And so the old man started telling about a time many, many years ago, in their village of Vorarlberg that there had been a family who had a very, very, very beautiful daughter named Katharina.  Her skin was white--very, very, very white, in fact--her hair was red and her eyes a deep blue. In fact her eyes might have been the same color of blue as the lake! For it was not black at that time...

Now Katharina was still young, but already sons of noblemen were starting to call. At that time, the parents chose the man to whom their daughter would be wed. Actually, Katharia was really not interested in meeting anybody! She enjoyed living near the lake and spent a lot of time sitting there beside the pure water.  The lake was so important to her that she treated it like a friend, admiring it and telling all her secrets there, even though she never got a response. In fact, the lake, "though mute, soaked up every word."(p. 41)

And then one day at the lake, she was frightened by finding a young man laying at her feet.  The boy was "black--as black as the night." She knelt to find out if he was alright--it didn't look like he was hurt, so she spent time admiring him, she thought him quite beautiful. Realizing he was sleeping, when he awoke  he explained he was lost and very hungry...his name was Paul.

Katharina immediately invited him home to eat, but Paul explained that sometimes people were afraid or didn't like him because his skin color was different.
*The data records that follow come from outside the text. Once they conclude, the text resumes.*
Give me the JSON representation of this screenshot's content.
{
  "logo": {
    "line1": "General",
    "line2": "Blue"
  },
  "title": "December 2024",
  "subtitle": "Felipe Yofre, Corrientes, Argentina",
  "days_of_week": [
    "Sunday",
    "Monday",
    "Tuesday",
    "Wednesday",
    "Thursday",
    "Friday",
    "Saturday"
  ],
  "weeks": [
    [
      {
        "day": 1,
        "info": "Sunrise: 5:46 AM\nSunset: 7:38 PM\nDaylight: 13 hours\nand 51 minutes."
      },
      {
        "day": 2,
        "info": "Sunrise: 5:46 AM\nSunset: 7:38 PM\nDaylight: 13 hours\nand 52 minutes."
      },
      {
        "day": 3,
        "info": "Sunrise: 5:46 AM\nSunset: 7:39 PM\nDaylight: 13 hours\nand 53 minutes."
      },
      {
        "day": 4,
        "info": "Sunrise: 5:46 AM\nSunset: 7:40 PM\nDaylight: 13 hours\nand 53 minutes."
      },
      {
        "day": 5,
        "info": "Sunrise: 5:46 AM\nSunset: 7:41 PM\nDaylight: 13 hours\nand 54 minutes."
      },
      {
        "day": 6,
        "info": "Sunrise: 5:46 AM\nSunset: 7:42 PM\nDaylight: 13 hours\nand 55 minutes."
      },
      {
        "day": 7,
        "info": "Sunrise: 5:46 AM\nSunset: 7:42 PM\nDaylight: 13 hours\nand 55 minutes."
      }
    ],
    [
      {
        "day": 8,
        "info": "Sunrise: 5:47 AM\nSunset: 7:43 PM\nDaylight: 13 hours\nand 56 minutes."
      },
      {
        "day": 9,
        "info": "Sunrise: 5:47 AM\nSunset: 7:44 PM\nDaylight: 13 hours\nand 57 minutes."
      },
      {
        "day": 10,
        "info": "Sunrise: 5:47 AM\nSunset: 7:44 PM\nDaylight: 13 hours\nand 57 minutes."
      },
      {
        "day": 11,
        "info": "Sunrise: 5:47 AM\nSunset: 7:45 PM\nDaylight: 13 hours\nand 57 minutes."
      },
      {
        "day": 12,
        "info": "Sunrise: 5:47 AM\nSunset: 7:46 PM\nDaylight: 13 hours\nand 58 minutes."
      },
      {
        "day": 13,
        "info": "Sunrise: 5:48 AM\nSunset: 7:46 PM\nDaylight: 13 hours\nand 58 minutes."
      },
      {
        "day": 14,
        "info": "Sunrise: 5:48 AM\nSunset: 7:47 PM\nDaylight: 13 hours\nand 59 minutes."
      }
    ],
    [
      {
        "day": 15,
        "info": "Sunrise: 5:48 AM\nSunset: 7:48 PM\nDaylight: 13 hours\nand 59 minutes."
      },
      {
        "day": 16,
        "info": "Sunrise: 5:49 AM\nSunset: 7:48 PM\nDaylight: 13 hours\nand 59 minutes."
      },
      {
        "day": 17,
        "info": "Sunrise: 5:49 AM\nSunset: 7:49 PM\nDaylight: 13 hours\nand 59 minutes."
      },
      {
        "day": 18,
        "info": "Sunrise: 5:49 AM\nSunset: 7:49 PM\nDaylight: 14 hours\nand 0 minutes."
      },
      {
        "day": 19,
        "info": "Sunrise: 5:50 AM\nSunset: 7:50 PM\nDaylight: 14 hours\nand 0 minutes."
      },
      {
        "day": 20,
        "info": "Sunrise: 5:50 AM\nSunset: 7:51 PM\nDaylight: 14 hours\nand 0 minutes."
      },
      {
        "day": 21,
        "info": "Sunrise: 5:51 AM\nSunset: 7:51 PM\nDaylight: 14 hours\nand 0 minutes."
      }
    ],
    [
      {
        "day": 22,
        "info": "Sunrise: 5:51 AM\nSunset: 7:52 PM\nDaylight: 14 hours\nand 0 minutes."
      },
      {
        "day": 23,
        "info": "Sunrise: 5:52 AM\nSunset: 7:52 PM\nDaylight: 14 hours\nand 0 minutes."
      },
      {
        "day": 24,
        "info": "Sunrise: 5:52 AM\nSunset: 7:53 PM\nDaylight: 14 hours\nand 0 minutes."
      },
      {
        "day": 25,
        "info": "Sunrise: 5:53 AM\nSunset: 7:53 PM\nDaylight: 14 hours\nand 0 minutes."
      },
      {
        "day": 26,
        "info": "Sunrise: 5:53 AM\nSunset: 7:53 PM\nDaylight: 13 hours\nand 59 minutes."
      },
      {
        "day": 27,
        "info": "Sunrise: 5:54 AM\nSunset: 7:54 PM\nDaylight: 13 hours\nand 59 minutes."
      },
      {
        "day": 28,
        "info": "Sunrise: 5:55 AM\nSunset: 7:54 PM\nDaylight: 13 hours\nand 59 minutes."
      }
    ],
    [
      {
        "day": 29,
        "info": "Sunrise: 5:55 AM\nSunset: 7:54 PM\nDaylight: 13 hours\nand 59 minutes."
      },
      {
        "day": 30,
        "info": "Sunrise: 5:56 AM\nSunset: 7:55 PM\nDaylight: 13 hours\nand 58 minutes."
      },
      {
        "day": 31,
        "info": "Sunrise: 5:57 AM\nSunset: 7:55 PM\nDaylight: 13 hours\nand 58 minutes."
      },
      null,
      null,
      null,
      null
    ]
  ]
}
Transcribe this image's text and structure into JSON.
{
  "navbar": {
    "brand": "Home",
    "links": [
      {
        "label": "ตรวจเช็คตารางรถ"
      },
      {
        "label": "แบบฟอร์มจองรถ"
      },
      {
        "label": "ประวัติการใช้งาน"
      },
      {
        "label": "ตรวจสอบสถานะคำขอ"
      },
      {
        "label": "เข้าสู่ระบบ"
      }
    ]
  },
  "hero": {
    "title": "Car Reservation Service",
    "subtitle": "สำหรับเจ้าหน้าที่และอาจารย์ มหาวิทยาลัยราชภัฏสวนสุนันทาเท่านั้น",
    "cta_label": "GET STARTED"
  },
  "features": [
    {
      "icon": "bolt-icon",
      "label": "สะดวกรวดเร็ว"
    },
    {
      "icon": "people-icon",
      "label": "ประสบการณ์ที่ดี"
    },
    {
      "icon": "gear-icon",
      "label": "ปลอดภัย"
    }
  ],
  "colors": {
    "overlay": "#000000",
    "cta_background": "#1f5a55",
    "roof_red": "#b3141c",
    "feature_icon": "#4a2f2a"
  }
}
So Katharina brought food to him and they became friends.

Tania says so much in her stories and yet they are presented so that anybody will understand and be inspired. I loved this story. If I remember right, there was already a "legend" about the lake but I think you'll find that this is so beautiful a tale, that it just has to be the real reason that the lake is so very, very, very black! Ok, I enjoyed the "very, very, very" used by the old man!

Yes, it's for children...children of all ages from 5 to 105! Very, very, very highly recommended! Would make a beautiful holiday gift!

Book provided by

G. A. Bixler

Enhanced by Zemanta

No comments:

Post a Comment